> Goal of the exercise
Records follow. Copy every line with "policy".

> Data records for software interfaces
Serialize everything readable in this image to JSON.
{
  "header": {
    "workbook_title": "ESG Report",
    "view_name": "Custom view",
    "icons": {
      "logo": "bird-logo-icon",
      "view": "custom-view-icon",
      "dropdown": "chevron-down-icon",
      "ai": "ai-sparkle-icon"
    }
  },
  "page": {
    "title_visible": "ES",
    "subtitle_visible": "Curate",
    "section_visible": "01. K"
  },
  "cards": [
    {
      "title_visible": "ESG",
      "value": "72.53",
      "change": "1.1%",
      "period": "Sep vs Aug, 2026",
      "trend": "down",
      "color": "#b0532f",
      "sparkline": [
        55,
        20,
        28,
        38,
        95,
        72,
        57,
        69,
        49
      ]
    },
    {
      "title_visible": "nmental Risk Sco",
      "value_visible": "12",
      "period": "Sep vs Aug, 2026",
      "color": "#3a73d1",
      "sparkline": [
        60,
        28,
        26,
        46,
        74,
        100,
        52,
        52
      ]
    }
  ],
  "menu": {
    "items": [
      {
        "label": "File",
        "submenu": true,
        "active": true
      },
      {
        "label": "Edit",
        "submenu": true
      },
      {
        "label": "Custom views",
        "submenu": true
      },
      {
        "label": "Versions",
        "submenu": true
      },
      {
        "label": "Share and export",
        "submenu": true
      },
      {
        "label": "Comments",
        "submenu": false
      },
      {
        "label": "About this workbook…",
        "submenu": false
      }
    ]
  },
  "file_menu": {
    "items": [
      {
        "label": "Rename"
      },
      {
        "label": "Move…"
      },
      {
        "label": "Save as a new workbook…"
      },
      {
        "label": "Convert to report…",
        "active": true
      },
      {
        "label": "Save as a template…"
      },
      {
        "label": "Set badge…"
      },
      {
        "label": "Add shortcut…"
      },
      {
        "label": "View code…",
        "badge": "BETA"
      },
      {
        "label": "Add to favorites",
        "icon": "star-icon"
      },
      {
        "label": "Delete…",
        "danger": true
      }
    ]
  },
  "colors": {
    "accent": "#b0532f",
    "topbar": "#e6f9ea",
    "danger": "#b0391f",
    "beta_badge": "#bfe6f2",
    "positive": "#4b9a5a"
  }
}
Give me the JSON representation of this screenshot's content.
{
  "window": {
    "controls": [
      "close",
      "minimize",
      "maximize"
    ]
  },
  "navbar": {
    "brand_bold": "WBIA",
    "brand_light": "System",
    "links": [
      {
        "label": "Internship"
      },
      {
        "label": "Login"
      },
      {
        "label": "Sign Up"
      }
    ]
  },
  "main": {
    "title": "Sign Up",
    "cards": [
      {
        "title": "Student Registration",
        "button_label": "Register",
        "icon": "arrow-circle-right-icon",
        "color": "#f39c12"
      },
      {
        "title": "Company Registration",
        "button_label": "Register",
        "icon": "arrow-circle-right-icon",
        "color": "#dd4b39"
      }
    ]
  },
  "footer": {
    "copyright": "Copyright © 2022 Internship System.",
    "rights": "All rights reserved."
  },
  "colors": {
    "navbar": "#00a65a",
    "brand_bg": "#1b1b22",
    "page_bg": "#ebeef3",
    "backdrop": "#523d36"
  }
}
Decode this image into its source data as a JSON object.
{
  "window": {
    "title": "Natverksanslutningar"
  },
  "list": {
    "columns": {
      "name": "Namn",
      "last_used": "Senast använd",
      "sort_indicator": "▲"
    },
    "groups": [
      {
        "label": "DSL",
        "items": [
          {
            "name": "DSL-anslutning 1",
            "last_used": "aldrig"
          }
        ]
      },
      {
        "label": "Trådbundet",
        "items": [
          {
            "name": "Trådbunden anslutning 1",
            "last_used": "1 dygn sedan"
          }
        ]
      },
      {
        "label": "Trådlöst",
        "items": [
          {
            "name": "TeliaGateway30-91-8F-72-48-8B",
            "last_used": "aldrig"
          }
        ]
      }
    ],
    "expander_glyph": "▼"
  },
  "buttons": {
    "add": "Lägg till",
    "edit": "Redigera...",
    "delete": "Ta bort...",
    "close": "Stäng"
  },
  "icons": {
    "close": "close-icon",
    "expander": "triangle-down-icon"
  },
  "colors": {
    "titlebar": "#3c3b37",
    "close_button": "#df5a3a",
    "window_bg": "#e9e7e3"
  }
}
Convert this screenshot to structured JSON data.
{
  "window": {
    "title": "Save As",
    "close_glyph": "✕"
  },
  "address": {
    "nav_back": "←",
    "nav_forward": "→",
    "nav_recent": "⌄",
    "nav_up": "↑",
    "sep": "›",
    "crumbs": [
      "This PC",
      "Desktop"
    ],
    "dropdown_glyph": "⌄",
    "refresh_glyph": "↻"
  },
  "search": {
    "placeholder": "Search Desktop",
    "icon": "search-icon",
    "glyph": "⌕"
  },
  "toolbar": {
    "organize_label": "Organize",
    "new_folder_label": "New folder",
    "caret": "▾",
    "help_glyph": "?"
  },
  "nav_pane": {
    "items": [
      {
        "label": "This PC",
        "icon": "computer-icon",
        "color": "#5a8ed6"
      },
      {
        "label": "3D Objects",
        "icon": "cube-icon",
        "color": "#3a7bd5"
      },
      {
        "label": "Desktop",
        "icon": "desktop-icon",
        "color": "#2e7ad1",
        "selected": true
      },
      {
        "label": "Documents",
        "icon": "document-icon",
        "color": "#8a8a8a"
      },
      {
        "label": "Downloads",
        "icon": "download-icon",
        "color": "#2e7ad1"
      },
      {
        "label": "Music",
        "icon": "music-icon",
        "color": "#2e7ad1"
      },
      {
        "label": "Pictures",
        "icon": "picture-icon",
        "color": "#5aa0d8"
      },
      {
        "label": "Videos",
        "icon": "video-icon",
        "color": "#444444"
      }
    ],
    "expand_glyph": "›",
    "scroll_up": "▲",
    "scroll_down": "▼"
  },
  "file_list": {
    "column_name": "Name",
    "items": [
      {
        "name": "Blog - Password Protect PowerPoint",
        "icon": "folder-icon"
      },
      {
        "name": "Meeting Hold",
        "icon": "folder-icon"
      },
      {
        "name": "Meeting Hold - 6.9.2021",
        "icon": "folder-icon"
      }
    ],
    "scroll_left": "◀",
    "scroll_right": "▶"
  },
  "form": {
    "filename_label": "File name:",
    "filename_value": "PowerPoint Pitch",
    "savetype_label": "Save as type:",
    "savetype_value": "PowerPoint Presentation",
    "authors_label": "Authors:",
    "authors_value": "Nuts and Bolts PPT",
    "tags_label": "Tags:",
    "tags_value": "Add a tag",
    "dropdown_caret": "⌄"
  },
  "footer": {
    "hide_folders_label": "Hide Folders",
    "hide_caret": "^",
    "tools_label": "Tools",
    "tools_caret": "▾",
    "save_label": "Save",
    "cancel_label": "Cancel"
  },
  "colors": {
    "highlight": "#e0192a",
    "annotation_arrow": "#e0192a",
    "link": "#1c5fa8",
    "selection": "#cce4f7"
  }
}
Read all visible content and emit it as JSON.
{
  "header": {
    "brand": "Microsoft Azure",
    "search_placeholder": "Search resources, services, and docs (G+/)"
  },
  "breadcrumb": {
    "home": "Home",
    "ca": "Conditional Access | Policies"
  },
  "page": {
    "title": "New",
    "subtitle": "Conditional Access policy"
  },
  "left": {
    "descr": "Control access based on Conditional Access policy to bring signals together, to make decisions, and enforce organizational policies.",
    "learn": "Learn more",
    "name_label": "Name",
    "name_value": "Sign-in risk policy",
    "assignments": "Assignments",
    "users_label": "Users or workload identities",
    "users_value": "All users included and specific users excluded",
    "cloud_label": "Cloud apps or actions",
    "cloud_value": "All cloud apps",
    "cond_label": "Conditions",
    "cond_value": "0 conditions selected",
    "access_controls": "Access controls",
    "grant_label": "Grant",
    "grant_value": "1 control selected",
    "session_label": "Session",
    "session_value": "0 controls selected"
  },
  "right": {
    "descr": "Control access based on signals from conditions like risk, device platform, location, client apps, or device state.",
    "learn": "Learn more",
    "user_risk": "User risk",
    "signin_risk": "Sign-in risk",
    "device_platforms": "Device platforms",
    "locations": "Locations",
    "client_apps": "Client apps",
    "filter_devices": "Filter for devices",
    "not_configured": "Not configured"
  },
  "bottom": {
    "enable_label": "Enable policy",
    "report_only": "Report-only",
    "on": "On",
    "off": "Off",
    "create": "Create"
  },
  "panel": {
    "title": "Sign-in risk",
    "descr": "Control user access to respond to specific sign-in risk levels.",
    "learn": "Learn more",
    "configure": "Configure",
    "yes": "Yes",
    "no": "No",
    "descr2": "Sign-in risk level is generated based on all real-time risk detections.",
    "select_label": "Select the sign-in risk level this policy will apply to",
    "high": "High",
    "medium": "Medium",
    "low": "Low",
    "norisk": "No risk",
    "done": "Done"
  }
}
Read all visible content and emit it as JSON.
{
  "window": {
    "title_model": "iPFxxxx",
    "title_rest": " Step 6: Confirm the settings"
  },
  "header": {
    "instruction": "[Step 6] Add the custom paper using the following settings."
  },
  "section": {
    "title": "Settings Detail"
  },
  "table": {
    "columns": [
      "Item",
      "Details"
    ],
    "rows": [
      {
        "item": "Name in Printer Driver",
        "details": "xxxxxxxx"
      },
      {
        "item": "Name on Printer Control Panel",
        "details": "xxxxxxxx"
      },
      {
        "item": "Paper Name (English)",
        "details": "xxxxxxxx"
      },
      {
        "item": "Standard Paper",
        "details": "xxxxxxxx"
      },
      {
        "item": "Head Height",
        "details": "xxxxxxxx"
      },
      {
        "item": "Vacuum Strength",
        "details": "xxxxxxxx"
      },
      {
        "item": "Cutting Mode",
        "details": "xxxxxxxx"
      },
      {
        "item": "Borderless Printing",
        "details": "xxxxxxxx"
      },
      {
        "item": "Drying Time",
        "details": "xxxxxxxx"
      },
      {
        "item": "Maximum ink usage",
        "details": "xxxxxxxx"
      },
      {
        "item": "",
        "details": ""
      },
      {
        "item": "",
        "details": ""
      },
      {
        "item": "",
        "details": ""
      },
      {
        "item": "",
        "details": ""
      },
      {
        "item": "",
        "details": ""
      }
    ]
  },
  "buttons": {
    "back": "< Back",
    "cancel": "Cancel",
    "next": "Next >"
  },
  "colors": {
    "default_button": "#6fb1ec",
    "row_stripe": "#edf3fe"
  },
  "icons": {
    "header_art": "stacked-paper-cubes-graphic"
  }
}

> Exercise result
    "subtitle": "Conditional Access policy"
    "descr": "Control access based on Conditional Access policy to bring signals together, to make decisions, and enforce organizational policies.",
    "name_value": "Sign-in risk policy",
    "enable_label": "Enable policy",
    "select_label": "Select the sign-in risk level this policy will apply to",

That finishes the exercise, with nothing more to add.